Cook Islands archivists stay cool in crisis
What do you do when you’re working on a special archiving project in another country and a pandemic hits? If you’re Susan Love and Kate Ngatokorua from the Cook Islands Ministry of Cultural Development (MOCD) – Tauranga Vananga, you take a deep breath and try and roll with it. Material from the Cook Islands National Archive has been cared for in Wellington by Ngā Taonga since 2013 and the pair were working through this collection – preparing it for digitisation – when COVID-19 changed the way much of the world works.
Although they were due to go home in mid-April, for now, they’re both still in Wellington. Ngatokorua was flatting with friends for the duration of the project while Love – who spends her time between the capital and the Cook Islands – is at home with her husband and two sons. ‘It’s definitely been a bit of a shock’, explains Love, ‘and frustrating that the project is on hold’. However, when we have a video call under Level 4 lockdown in late April, they both seem in very good spirits – there’s plenty of laughter and smiles – and accepting of how things have gone.
It seems like the lockdown-enforced changes will be just a temporary pause on what is an exciting and successful project. Nearly 6,000 audiovisual items were transferred to the care of Ngā Taonga in a wide range of formats. Ngatokorua and Love were in the country for the third and final push to get this material accessioned (given a basic archival description) and ready to be digitised.
With the help of government and UNESCO funding, the pair were over halfway and tracking well to complete the project, based at the Hutt Valley offices of Ngā Taonga. ‘We were working at Motutawa – Avalon and it was fantastic. It was a really positive environment and the people were great. Our workstation was completely surrounded with material,’ laughs Love. ‘We were fully in the swing of things – it was so nice to work on this project again’.
Like all archival work, time and the environment can degrade the material. With these items from the tropical Cook Islands, though, there were some unexpected surprises. ‘There was dirt and mould,’ describes Ngatokorua. ‘There were also some remains of geckos and their eggs. Mostly in the covers of the open reel tapes, though it was very rare to come across.’
Stored on these tapes and film are of course significant cultural records. For Ngatokorua, she loved hearing a special chant called Mire. ‘It’s from my island of Mangaia and I hadn’t heard it before. But it’s part of the Fanshawe collection. It was so eerie to hear. It will be great to return it to people and revive it. And it’s great to do it now while we have the old people to explain some of the context. Once they’re gone, it’s harder to make that connection.’
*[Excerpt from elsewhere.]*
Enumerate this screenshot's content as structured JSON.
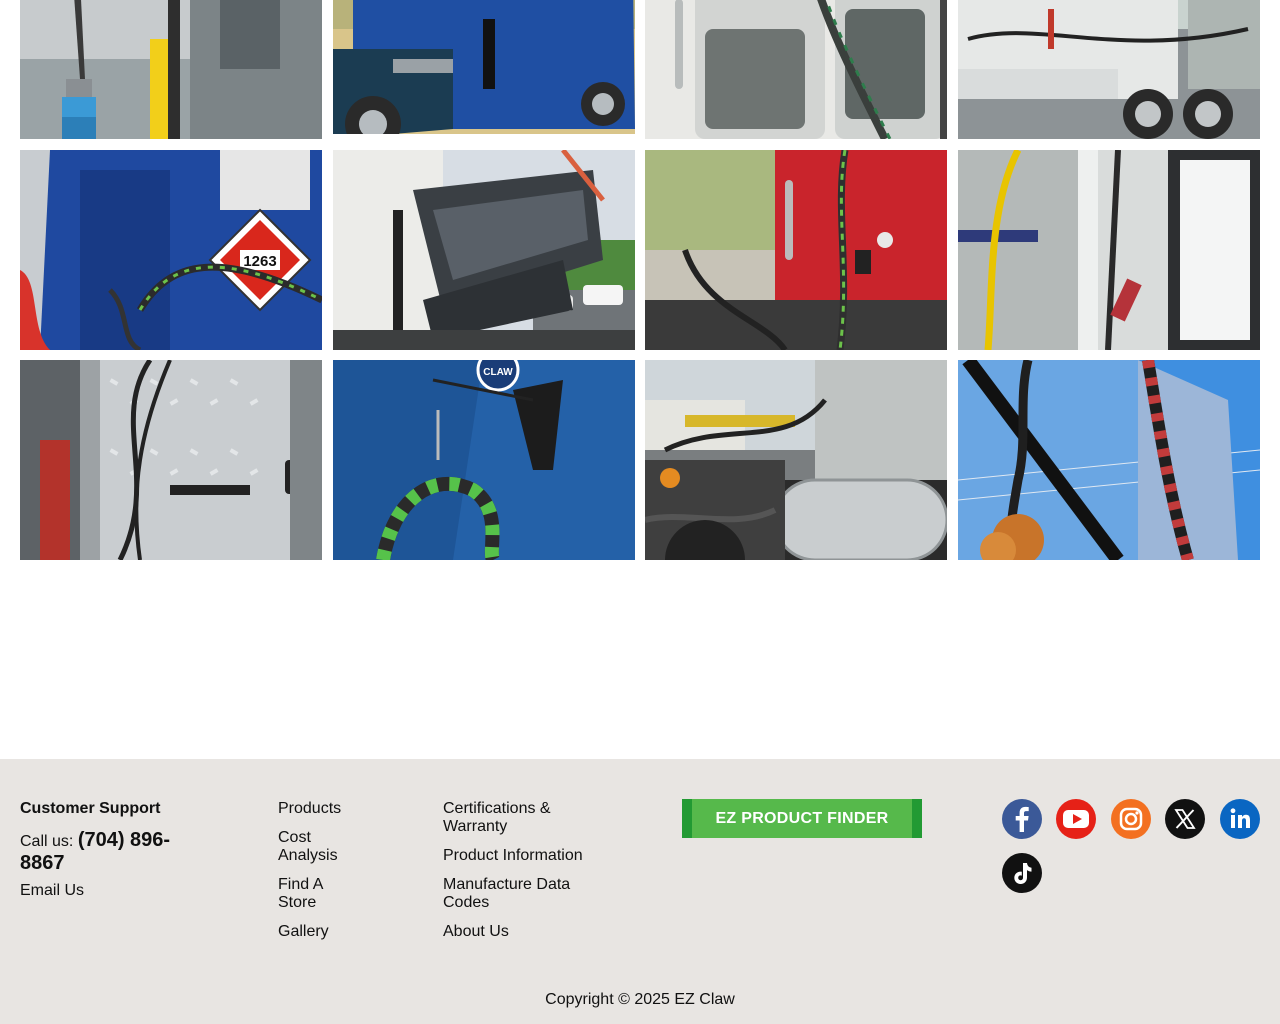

For Love, recordings of tapa cloth being made are invaluable. ‘It’s a dying art in the Cook Islands, though it exists elsewhere in the Pacific,’ she explains. ‘There is a tape of a tapa exhibition from 1988 and I’m hoping it will include some workshopping, showing the tapa being made. That would be good to see.’ She also loves seeing recordings of ceremonial events, investiture and hair cutting. ‘The Tangi Kapi collection contains a lot of this material,’ she explains.
The pair take on a more sombre tone when they discuss seeing footage of the aftermath of Cyclone Martin, a hugely destructive 1997 storm that killed 28. ‘People don’t really talk about it,’ says Ngatokorua. ‘I remember hearing when I was little that a huge wave went right over the island of Manihiki. You wouldn’t know what the island looked like before that hit.’
Though another major incident is affecting almost every part of the world, the Cook Islands are thankfully COVID-free. At the time of speaking, Ngatokorua and Love remain in limbo. A ‘double quarantine’ is in place with travellers having to isolate for two weeks before and after flying to the Islands. It’s uncertain whether they will return to the Cooks or stay on in Wellington – there are many unknowns with the pandemic.
They’re both keeping busy in the meantime. Ngatokorua works as a policy analyst for the Ministry of Cultural Development and she’s focused on a proposal for equipment for the newspaper collection. ‘Last year we received a new scanner and workstation,’ she explains. ‘We’ve digitised the newspapers from 1958 to 1980 and are planning to go up to 2000.’
Love, meanwhile, has been exploring cataloguing work. ‘That’s been interesting – a real learning curve. I made a draft catalogue template and sent it to the Cook Islands. They verify details, especially people’s names.’
Our conversation is punctuated by lots of laughs and smiles. It’s undoubtedly a strange and unprecedented time, wherever you are in the world and whatever you do. But for Kate and Susan, spending a little longer in Wellington with the prospect of soon finishing this project isn’t such a bad place to be.